Share

How sugar affects sleep duration

Study links shorter sleep and sugar-sweetened drink consumption

If you slept five or fewer hours last night, you’re more likely to drink significantly more sugary caffeinated drinks, such as sodas and energy drinks, today. That is according to a new study led by the University of California, San Francisco, that tracked more than 18,000 adults in the US.

The researchers say it is not yet clear whether drinking sugar-sweetened beverages causes people to sleep less, or whether sleep deprivation makes people seek out more sugar and caffeine to stay awake, though previous research suggests both could be true.

“We think there may be a positive feedback loop where sugary drinks and sleep loss reinforce one another, making it harder for people to eliminate their unhealthy sugar habit,” says lead author Aric Prather, an assistant professor of psychiatry at the university. “This data suggests that improving people’s sleep could potentially help them break out of the cycle and cut down on their sugar intake, which we know to be linked to metabolic disease.”

In the study published in the journal Sleep Health, Prather and his team analysed the 2005-12 sleep and diet records of 18,779 participants in the US National Health and Nutrition Survey. People who regularly slept five or fewer hours per night drank 21 per cent more caffeinated sugar-sweetened beverages than those who slept seven to eight hours a night. People who slept six hours per night regularly consumed 11 per cent more caffeinated sugar-sweetened beverages. On the other hand, the team found no association between sleep duration and consumption of juice, tea or diet drinks.

Previous research has strongly indicated that sleep deprivation increases hunger, particularly hunger for sugary and fatty foods.

Who has the better memory – men or women?

Women say they can remember things better and longer than men can. A new study proves there is some truth in that claim: middle-aged women outperform similar aged men on all memory measures, although memory does decline in women after menopause.

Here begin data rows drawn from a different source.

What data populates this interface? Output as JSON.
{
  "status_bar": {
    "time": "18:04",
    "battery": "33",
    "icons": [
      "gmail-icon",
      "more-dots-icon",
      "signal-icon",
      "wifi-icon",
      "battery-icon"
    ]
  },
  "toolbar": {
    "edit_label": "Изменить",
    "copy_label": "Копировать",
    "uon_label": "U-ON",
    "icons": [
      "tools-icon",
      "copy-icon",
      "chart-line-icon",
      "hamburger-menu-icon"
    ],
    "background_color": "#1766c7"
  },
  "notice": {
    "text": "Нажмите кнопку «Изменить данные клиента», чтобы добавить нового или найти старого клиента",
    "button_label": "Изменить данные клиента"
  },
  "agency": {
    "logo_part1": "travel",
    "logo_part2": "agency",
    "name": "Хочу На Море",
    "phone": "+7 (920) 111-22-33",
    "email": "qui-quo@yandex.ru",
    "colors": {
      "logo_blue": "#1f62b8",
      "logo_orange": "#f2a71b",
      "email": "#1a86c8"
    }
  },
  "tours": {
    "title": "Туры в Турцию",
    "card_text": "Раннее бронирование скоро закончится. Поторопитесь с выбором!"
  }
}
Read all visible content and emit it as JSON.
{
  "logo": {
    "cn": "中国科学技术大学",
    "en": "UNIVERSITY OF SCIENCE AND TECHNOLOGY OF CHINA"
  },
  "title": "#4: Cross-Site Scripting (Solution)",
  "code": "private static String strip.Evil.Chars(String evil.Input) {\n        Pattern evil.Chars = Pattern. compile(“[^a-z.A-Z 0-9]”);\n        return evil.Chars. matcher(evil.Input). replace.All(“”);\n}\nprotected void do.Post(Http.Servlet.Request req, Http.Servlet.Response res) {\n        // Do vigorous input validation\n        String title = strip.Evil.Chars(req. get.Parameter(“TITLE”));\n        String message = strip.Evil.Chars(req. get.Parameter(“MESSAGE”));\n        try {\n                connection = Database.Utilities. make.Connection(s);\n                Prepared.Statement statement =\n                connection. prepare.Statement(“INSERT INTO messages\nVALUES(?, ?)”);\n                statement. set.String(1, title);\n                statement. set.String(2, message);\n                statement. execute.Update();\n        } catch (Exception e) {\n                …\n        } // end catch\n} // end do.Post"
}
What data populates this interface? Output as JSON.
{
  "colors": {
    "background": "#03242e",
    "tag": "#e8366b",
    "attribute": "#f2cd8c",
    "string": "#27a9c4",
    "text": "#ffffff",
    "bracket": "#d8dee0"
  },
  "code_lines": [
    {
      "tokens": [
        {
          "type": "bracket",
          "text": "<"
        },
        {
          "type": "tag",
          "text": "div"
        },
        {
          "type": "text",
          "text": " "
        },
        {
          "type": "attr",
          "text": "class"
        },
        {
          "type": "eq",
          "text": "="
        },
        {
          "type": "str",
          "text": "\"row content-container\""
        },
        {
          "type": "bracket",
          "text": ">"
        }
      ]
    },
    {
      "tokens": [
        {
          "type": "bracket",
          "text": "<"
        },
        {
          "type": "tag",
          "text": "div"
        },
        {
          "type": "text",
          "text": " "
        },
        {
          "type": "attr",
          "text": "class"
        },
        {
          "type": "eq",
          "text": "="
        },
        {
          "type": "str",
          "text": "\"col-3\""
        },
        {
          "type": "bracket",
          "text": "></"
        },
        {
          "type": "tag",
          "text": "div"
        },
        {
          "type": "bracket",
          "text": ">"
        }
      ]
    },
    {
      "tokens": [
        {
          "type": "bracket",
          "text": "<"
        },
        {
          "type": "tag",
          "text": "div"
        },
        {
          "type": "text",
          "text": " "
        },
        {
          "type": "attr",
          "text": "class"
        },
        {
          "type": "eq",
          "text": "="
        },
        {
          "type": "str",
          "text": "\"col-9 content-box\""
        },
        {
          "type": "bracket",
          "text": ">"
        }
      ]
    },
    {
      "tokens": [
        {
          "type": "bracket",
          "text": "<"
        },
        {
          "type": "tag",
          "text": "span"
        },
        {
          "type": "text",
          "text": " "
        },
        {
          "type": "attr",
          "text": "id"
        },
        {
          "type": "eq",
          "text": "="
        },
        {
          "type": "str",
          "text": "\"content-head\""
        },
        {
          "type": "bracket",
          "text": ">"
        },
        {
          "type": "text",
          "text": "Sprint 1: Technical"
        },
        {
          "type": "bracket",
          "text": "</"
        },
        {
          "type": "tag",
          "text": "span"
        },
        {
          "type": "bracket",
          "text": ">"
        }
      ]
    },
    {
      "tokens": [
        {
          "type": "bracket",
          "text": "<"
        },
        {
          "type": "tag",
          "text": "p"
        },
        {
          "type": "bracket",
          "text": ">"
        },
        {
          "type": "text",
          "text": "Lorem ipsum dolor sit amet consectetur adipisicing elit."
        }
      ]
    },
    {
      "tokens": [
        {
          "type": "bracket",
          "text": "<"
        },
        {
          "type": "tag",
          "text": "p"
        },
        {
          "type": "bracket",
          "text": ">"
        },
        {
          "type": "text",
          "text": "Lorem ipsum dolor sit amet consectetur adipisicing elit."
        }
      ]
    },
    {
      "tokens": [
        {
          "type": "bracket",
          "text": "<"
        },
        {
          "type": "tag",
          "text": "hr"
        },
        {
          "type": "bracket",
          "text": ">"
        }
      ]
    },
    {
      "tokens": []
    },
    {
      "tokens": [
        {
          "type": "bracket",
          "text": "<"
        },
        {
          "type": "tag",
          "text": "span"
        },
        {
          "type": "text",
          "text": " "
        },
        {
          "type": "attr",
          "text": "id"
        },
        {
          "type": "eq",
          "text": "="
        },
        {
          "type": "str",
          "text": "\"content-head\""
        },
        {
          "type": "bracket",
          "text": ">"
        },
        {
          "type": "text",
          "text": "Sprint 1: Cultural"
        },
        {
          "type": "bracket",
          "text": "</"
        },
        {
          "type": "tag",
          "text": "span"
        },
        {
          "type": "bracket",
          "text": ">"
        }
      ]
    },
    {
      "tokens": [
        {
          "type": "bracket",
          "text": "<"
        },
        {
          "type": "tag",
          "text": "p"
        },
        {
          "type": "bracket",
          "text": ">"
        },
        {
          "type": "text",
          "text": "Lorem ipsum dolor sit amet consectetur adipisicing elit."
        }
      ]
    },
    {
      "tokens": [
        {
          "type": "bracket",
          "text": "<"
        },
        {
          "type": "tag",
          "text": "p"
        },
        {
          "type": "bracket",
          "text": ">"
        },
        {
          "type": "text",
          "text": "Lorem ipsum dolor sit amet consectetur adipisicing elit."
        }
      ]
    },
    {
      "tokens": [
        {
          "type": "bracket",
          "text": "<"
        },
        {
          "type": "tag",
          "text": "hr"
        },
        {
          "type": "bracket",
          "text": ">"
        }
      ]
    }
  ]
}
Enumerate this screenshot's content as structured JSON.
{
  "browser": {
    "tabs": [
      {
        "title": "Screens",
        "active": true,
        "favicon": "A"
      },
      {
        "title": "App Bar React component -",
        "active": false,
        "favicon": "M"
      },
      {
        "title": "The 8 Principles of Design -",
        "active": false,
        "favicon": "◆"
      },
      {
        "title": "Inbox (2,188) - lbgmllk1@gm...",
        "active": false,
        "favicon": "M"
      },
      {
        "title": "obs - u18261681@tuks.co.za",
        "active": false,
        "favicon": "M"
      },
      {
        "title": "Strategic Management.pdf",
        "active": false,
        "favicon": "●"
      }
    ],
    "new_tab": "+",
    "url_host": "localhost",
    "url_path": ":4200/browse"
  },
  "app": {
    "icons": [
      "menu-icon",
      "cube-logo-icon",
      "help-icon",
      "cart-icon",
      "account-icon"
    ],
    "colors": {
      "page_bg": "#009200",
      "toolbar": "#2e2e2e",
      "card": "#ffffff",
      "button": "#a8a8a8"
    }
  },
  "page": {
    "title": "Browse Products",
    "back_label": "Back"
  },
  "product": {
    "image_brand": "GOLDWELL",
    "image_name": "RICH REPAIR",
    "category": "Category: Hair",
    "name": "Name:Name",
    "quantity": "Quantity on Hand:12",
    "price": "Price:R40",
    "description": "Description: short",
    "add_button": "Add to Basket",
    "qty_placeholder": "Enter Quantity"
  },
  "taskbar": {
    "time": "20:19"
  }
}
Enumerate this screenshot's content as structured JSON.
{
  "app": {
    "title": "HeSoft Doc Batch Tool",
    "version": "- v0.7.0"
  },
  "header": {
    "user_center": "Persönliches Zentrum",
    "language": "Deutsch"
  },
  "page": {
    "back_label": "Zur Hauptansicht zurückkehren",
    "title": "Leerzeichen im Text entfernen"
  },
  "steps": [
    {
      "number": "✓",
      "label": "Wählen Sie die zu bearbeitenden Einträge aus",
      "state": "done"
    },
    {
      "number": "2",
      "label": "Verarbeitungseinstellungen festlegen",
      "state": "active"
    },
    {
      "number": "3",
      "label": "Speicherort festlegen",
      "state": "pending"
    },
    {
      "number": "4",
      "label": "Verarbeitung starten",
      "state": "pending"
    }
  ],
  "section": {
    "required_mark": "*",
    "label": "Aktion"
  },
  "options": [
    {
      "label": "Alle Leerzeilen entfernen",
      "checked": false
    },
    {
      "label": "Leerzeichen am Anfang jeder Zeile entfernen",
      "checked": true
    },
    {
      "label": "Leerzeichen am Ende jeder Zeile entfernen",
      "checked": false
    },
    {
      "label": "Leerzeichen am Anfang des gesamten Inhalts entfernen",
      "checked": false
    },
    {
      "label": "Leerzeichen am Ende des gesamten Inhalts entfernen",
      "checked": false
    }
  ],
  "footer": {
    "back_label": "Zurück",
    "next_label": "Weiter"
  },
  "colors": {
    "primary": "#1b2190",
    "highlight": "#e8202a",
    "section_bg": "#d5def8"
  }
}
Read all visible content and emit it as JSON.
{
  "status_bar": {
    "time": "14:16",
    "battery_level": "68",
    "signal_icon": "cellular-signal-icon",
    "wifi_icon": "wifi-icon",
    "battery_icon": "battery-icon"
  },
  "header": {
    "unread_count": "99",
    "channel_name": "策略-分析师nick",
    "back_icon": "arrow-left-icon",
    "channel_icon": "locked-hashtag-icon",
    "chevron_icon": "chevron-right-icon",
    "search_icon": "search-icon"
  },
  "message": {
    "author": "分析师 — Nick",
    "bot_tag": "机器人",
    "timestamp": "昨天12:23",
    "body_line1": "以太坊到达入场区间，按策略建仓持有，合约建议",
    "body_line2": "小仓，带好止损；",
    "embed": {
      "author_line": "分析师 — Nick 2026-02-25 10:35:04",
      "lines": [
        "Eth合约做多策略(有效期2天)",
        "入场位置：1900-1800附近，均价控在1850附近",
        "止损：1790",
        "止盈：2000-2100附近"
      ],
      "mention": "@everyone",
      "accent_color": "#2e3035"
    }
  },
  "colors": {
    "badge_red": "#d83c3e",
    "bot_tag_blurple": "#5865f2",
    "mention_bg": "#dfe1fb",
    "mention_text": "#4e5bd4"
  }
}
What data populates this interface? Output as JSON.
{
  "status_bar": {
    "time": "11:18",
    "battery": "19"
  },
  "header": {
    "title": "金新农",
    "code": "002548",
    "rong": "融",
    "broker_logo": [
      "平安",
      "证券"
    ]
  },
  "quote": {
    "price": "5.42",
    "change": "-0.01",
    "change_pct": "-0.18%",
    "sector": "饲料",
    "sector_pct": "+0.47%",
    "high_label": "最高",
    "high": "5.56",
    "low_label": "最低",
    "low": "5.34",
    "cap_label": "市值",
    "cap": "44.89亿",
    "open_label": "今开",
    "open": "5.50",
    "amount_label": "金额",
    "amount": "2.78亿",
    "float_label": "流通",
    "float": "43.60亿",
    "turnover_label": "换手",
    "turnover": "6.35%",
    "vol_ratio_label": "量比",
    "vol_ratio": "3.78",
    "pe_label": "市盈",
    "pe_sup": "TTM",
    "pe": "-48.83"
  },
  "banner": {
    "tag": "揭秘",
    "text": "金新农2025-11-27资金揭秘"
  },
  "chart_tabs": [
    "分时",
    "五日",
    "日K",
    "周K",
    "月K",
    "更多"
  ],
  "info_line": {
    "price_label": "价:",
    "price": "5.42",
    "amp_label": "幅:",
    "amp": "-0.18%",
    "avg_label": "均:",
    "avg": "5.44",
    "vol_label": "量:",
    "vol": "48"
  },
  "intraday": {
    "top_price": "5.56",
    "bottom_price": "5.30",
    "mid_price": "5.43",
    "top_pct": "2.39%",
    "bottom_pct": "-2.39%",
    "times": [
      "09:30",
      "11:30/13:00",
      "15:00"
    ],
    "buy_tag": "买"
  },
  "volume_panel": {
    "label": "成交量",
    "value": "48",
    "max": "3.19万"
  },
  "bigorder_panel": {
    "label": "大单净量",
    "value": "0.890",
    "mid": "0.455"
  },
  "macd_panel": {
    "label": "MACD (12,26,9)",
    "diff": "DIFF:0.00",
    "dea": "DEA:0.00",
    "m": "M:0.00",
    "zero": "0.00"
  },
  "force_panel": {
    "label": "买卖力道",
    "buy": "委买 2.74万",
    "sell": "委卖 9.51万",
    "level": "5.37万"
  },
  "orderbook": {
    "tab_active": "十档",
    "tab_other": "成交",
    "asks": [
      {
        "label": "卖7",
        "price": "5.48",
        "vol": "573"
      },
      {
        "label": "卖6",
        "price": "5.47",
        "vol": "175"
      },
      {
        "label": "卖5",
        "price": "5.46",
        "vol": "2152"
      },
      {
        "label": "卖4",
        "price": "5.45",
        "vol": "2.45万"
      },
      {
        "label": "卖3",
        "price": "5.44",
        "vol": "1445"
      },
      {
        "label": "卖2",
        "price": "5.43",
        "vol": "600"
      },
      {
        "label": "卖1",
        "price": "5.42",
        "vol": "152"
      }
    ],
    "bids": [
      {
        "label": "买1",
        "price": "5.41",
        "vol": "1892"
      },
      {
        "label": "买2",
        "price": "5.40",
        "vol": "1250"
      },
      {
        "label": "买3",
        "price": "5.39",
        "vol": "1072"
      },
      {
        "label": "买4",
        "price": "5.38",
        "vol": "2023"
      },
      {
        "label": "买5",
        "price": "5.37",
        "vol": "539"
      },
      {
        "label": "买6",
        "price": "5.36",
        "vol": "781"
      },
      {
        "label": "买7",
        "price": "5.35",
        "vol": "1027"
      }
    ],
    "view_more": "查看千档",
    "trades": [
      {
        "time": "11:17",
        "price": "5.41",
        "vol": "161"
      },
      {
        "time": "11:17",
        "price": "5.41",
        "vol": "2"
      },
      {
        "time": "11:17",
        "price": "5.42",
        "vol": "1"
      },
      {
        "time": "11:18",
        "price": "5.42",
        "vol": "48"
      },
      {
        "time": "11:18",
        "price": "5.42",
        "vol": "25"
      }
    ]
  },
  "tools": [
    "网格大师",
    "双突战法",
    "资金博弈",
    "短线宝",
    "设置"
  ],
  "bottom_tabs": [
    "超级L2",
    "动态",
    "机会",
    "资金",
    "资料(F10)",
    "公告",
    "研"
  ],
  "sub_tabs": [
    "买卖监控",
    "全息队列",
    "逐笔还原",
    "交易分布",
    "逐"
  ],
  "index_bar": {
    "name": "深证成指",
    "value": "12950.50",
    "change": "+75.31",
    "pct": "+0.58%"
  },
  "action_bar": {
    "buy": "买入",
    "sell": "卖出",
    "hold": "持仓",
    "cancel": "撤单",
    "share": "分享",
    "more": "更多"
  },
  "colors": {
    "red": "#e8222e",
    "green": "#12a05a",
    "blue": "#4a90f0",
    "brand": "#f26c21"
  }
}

Published in the journal Menopause, the cross-sectional study of 212 men and women aged 45 to 55 years assessed episodic memory, executive function, semantic processing, and estimated verbal intelligence through cognitive testing.

In addition to comparing sex differences, the study also found that premenopausal and perimenopausal women outperformed postmenopausal women in a number of key memory areas. Women report increased forgetfulness and “brain fog” during the menopause transition. The study found declines in levels of estradiol (a form of the female sex hormone oestrogen) in postmenopausal women were specifically associated with lower rates of initial learning and retrieval of previously recalled information, while memory storage and consolidation were maintained.

“Brain fog and complaints of memory issues should be taken seriously,” says Dr JoAnn Pinkerton, executive director of the North American Menopause Society. “This study and others have shown that these complaints are associated with memory deficits.”

Gestational age may impact academic performance

Being born too early or too late may have a long-term effect on children’s academic performance, according to a new study in the International Journal of Epidemiology. Researchers from the University of Manchester used the whole Swedish population, linking more than 2 million live births between 1973 and 1994 to the National School Register and other registers from Statistics Sweden and the National Board of Health and Welfare. Academic performance was measured by the final grade achieved on completing secondary education at 16. The researchers looked across the full range of pregnancy duration (22 to 45 completed weeks), focusing on extremely pre- and post-term births and taking account of possible effects within and between families.

Between 1973 and 1994, 9.4 per cent of Swedish births were post-term and 4.6 per cent preterm. Grade averages were lower for pre- and post-term children than for term-counterparts, and were lowest in children showing evidence of poor fetal growth, irrespective of gestational age. The adjusted grades of extremely preterm children (at 24 completed weeks) corresponded with a 21-point reduction on a 240-point scale, although they had improved over time. The grades of extremely post-term children (at 45 completed weeks) corresponded with an eight point reduction. However, induced post-term deliveries were not associated with reduced school performance.

Among matched siblings, within-family effects were weaker, particularly in the preterm sibling cohort and less so in post-term children. This suggests other unmeasured familial traits could also play a part.